- [Problem statement]
What lines below contain the word "heading"? Please pull each one out.

- [Source records]
+ + + +
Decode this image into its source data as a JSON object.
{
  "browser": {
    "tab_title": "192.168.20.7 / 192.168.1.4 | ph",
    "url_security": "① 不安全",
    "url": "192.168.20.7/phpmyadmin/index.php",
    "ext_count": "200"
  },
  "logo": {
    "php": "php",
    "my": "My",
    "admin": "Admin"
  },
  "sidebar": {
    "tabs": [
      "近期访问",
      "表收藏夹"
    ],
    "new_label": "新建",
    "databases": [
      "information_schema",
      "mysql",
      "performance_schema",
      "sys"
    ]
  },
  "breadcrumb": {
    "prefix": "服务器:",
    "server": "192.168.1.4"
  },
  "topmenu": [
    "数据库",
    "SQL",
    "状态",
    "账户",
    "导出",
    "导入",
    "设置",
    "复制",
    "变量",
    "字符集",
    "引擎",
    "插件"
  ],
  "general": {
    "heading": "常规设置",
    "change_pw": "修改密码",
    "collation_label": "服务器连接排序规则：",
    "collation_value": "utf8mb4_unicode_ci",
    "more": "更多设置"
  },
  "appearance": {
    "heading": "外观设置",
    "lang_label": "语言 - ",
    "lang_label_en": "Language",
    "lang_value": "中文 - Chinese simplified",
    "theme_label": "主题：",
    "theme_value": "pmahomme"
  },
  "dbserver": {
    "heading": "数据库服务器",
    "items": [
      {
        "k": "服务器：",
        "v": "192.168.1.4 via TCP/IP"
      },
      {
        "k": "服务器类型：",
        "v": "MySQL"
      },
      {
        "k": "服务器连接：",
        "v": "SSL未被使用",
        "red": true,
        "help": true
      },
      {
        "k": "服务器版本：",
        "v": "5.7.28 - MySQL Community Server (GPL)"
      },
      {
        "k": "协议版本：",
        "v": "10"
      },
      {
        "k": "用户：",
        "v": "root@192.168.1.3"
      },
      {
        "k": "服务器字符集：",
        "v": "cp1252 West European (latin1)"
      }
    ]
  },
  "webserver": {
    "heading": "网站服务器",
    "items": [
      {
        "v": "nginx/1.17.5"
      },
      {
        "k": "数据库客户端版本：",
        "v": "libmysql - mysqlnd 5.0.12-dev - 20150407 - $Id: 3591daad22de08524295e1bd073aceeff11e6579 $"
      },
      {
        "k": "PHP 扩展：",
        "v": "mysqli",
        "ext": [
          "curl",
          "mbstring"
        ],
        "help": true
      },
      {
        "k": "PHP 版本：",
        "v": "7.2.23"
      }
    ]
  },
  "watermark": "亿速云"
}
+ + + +
- [Solution for this problem]
    "heading": "常规设置",
    "heading": "外观设置",
    "heading": "数据库服务器",
    "heading": "网站服务器",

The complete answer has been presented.